Both Pinchot and Roosevelt suffered unimaginable losses. Both immersed themselves in wilderness looking for an answer to their grief. Roosevelt lost his wife, and then his mother, within the space of a day. Pinchot’s fiancée died young of tuberculosis, and yet he continued to write to his love many years after her death. When he felt her presence, he would record a “clear day” in his journal.

I felt a kinship with their loss; my father’s death shaped my adolescence. I, too, ran to the forest seeking a spiritual reckoning. I heard my own answer during my first fire season, and I continue to hear it to this day.

Corey Brickley/High Country News

Three years ago, my crew was assigned to a small lightning fire by a lake in Northern California. The burn went through a rocky slope, scorching the ponderosa canopy above. The fire was already extinguished, so our job was to mop up any remaining hot spots. We went over every inch of its interior, turning over dirt, spraying water with backpack pumps between rock crevices. At the end of the day, I made my way down the slope, exhausted, my legs aching.

The burned rocky slope bordered a stream that flowed into the lake. A small wooden bridge went across the stream, connecting the trail to the opposite side. The land on one side of it was burned by fire, but the other side was untouched.

I crossed the bridge to a lush green forest. Broadleaf trees hung overhead in a dense canopy. Grass formed a thick carpet under my feet. The wet ground sank under my boots, still dusty with ash. Turning back, I sat on the bridge. The setting sun shone down on the lake, reflecting across the water.

At that moment, I thought of my dad. I felt his overwhelming presence. The one thought that surpassed all others was, “It’s all right now.” I heard a clear answer to my grief and despair, an answer I can hear even now, in this time of uncertainty. I felt a sense of peace in that beautiful place on the water, on a bridge balanced between life and destruction.   

Kimberly Myra Mitchell is a recent graduate of UC Davis with a major in Wildlife, Fish, and Conservation Biology.

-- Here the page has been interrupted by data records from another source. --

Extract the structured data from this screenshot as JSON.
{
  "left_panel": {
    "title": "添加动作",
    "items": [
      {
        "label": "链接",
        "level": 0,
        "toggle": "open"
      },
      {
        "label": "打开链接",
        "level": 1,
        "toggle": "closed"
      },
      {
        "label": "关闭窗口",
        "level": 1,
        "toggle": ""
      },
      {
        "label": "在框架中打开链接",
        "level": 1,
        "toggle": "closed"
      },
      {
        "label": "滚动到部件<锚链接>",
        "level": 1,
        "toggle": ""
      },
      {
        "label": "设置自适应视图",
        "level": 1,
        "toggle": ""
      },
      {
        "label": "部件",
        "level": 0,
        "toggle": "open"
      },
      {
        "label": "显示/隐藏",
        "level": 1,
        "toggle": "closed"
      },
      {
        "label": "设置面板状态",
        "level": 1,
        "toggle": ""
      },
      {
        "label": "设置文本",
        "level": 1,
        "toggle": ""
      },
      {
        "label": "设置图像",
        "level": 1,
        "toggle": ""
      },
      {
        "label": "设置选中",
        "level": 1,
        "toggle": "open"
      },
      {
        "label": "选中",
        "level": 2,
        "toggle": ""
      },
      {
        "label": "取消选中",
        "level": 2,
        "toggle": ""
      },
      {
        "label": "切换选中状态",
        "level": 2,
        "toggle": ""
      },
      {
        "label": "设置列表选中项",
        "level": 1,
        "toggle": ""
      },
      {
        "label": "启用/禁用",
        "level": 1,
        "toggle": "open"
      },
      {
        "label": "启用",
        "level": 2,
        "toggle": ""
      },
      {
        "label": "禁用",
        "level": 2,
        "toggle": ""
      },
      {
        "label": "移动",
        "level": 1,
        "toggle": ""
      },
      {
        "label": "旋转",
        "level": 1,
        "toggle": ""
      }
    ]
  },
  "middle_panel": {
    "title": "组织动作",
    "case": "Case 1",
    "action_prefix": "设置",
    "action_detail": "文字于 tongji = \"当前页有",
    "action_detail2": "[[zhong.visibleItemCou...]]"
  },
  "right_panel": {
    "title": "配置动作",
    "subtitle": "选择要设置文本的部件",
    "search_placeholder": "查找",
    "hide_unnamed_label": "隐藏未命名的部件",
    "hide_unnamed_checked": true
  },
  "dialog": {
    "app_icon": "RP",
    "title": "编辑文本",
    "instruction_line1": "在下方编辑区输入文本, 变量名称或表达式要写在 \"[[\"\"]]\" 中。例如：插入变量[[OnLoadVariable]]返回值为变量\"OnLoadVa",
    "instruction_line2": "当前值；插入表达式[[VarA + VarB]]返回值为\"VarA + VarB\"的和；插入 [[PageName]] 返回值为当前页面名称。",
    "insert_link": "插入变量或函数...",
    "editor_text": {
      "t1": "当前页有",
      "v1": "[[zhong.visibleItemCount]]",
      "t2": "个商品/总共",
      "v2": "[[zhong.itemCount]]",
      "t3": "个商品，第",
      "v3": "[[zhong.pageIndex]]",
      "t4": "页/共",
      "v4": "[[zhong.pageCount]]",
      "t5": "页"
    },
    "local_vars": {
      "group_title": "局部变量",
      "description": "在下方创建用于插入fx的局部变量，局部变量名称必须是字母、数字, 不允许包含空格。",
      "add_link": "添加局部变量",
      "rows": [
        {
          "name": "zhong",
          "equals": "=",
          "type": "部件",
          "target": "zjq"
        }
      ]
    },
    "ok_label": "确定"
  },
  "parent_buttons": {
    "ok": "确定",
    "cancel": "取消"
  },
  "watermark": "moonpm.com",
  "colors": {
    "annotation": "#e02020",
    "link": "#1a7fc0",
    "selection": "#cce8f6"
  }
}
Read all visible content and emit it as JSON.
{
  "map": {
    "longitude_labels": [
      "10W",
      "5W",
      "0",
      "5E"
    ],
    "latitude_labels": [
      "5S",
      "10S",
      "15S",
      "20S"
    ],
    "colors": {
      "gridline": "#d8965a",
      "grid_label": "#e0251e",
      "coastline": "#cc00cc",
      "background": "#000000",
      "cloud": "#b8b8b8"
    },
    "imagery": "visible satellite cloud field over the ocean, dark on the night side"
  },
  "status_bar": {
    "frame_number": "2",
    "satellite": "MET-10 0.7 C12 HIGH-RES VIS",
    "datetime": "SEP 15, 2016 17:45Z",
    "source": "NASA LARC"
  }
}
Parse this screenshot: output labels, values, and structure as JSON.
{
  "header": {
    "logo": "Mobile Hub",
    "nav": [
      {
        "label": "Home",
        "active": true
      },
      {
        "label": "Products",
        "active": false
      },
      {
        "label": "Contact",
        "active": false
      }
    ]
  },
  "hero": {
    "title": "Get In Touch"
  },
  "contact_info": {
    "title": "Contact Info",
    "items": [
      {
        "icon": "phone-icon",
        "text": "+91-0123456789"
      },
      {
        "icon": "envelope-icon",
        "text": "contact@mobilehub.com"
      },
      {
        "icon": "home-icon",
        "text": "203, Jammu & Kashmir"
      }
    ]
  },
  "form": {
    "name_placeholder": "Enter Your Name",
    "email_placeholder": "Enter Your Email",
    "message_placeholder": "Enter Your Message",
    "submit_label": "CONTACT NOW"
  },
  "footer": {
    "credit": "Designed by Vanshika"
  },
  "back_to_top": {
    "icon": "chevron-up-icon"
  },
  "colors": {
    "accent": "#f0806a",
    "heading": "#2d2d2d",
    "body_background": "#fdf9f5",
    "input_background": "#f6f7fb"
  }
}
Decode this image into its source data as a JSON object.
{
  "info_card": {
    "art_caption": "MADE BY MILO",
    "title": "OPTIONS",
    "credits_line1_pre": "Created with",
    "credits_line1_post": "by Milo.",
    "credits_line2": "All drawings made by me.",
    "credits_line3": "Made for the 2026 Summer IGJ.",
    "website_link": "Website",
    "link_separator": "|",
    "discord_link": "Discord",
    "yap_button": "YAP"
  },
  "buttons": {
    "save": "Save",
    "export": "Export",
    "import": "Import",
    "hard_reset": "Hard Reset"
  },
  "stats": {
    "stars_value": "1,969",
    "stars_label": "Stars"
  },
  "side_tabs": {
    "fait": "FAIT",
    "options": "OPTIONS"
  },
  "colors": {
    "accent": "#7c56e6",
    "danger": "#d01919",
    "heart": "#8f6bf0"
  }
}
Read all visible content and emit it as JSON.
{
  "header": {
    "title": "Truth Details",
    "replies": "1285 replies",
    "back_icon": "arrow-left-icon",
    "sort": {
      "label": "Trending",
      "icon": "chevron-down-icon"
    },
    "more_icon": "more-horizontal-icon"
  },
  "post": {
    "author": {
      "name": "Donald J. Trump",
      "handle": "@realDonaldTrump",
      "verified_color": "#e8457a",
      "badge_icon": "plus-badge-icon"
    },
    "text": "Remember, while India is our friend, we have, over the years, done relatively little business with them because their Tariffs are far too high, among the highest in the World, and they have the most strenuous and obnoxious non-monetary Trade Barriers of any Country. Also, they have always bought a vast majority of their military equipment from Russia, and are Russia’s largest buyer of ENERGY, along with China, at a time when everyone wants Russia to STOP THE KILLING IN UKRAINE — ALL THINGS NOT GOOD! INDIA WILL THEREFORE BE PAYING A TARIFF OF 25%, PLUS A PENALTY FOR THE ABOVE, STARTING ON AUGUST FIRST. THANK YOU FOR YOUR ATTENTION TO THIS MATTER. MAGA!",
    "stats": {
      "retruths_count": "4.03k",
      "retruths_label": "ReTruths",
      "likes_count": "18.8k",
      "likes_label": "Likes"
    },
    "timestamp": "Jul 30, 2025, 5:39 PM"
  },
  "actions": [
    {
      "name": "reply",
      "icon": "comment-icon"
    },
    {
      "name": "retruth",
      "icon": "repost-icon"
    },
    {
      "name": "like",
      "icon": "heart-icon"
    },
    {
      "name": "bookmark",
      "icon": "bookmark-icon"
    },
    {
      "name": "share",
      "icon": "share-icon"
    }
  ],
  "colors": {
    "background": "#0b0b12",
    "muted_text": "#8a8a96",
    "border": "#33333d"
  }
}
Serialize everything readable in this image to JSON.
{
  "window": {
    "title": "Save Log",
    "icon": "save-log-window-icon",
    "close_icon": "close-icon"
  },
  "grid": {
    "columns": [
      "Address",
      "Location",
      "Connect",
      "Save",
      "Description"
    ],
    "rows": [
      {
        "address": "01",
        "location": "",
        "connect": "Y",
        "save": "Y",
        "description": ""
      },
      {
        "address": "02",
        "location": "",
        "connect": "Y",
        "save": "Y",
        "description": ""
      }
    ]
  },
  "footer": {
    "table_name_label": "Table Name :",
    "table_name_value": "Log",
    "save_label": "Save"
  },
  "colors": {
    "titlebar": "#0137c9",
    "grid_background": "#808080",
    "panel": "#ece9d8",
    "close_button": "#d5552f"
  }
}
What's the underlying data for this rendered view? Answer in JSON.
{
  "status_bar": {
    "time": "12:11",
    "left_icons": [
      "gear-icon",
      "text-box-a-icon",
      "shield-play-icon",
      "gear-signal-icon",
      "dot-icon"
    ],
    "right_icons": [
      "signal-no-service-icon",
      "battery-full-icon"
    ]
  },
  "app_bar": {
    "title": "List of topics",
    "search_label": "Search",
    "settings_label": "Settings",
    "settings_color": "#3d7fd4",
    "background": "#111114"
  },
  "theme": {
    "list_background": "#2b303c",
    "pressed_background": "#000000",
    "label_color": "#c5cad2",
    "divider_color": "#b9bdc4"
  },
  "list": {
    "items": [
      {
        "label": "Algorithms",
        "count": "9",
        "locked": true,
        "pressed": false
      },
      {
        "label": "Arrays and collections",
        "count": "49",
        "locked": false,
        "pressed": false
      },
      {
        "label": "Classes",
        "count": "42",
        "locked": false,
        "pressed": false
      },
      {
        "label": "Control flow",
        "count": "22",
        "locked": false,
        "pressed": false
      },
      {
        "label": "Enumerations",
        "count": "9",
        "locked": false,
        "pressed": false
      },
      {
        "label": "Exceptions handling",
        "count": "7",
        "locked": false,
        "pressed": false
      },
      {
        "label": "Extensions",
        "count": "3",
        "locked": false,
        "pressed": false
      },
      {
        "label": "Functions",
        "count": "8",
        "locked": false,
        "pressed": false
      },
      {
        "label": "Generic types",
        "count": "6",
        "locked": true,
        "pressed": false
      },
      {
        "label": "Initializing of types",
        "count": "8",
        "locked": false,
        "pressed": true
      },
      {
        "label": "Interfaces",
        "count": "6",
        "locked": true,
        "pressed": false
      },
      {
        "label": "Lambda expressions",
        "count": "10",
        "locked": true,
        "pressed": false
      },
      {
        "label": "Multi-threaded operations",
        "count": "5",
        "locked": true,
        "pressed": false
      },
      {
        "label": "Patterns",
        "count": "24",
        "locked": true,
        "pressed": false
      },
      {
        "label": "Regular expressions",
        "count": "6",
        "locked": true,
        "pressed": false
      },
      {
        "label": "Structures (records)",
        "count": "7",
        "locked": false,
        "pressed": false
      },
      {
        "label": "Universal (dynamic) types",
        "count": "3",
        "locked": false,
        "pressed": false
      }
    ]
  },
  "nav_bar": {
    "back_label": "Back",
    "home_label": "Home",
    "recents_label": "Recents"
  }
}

The Bell Prize for young essayists honors the spirit of our founder, Tom Bell. At a time when there was little coverage of environmental issues in the American West, Bell founded HCN in 1970 and was a strong voice for conservation. The Bell Prize is awarded to emerging writers, aged 18 to 25, who can carry on that legacy. Read the runner-up essay.